"""
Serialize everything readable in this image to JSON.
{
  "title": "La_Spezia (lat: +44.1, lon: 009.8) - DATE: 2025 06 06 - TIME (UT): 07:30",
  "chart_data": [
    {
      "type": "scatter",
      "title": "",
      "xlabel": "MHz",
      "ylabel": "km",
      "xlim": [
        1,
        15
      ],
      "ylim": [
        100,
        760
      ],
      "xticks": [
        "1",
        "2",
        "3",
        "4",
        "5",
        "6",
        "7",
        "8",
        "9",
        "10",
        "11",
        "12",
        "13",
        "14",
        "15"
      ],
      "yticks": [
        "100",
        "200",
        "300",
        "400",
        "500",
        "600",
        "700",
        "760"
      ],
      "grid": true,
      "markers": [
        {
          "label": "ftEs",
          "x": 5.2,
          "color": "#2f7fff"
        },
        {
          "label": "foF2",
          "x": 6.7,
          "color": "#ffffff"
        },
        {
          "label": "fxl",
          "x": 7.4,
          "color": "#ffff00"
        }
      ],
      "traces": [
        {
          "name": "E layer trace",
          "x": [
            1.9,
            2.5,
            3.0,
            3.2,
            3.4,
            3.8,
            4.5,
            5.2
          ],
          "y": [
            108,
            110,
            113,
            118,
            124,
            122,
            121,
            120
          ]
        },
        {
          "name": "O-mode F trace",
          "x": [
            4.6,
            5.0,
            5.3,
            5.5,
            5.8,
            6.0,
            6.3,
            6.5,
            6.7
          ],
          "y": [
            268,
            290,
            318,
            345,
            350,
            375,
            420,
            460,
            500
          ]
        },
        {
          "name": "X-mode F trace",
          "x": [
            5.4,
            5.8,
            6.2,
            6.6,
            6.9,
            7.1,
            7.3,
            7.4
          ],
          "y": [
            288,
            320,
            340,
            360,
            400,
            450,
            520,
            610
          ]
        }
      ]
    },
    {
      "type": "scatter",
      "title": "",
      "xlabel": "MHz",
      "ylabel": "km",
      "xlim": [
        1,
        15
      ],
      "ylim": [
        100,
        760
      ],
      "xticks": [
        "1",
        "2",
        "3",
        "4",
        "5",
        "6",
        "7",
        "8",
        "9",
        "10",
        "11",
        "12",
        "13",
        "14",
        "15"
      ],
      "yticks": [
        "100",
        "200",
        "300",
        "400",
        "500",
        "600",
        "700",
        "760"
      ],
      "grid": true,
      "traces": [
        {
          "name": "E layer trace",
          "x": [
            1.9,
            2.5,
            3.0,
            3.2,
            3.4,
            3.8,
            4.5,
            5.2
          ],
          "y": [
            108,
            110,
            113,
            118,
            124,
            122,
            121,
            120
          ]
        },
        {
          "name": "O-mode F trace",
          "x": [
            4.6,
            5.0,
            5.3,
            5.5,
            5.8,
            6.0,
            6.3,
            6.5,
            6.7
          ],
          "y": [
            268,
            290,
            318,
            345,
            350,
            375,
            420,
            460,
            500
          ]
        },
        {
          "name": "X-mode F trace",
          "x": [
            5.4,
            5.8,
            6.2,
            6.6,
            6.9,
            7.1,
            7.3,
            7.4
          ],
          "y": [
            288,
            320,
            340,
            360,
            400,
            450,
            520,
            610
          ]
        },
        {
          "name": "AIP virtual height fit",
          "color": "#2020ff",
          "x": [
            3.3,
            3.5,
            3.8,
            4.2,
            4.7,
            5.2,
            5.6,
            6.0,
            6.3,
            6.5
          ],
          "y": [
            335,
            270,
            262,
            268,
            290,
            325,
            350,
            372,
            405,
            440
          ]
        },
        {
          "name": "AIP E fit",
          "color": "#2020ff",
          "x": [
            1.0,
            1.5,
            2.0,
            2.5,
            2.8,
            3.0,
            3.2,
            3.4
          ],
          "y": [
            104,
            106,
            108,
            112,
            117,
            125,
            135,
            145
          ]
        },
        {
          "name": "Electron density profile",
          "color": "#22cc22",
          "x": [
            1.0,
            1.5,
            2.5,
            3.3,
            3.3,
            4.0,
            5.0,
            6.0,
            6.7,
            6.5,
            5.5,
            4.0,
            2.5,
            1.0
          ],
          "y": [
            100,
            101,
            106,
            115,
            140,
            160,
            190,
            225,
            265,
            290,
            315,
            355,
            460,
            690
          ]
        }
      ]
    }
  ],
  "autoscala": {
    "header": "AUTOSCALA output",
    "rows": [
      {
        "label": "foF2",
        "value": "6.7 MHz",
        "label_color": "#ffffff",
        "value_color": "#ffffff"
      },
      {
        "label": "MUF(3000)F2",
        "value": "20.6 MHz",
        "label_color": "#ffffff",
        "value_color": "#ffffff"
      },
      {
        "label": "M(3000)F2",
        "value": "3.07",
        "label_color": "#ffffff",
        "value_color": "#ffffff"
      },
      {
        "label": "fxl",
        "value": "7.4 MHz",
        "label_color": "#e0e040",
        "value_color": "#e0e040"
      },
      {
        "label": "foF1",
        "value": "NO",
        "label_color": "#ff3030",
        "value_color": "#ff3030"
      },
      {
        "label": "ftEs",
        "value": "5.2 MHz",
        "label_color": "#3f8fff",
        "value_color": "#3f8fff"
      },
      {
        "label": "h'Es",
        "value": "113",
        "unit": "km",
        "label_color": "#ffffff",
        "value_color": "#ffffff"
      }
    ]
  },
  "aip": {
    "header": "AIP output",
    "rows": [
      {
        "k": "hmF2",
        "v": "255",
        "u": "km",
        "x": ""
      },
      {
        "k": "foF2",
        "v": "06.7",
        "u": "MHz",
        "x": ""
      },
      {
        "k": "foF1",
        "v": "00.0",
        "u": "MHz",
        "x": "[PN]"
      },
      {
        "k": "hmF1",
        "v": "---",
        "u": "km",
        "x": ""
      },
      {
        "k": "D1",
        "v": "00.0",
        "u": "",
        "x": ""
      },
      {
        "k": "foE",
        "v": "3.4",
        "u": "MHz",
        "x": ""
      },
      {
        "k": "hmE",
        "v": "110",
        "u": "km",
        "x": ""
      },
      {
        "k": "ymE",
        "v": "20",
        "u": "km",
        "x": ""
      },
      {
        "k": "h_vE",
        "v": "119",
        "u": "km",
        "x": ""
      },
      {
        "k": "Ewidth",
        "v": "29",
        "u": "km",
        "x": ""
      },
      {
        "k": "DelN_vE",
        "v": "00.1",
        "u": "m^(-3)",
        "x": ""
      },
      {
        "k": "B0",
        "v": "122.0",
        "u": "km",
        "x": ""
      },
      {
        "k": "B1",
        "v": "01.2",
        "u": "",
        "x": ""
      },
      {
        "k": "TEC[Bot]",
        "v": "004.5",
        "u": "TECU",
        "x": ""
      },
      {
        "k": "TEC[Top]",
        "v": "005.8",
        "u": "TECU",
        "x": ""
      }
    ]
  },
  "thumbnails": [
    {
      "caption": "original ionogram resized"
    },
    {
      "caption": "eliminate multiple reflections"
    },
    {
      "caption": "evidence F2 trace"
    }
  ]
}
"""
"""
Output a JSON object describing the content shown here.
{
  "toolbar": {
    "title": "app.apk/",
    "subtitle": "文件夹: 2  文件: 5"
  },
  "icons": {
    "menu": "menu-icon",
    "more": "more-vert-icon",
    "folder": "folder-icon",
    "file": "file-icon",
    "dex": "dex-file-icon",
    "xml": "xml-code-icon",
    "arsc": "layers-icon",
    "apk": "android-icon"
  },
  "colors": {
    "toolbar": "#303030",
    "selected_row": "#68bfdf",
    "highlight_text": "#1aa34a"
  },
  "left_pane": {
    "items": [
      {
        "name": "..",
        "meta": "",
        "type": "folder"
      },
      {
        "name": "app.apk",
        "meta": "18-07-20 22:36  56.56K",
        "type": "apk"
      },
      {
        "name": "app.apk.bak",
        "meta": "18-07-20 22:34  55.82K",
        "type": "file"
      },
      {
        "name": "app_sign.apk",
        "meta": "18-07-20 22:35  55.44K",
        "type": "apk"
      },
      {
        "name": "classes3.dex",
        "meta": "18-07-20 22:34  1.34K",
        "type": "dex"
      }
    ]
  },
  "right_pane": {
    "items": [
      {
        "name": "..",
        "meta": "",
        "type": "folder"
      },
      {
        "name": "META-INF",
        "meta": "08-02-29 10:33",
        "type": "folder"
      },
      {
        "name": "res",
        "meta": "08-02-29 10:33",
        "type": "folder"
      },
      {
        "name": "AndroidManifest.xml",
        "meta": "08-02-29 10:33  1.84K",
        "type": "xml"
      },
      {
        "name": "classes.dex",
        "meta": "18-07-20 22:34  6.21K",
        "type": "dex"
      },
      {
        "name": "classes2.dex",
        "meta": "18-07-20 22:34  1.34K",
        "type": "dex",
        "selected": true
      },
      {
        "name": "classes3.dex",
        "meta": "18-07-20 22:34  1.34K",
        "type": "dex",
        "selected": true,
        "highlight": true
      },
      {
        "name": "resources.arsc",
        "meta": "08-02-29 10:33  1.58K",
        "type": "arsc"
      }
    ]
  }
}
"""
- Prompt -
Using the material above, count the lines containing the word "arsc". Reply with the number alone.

- Expected answer -
3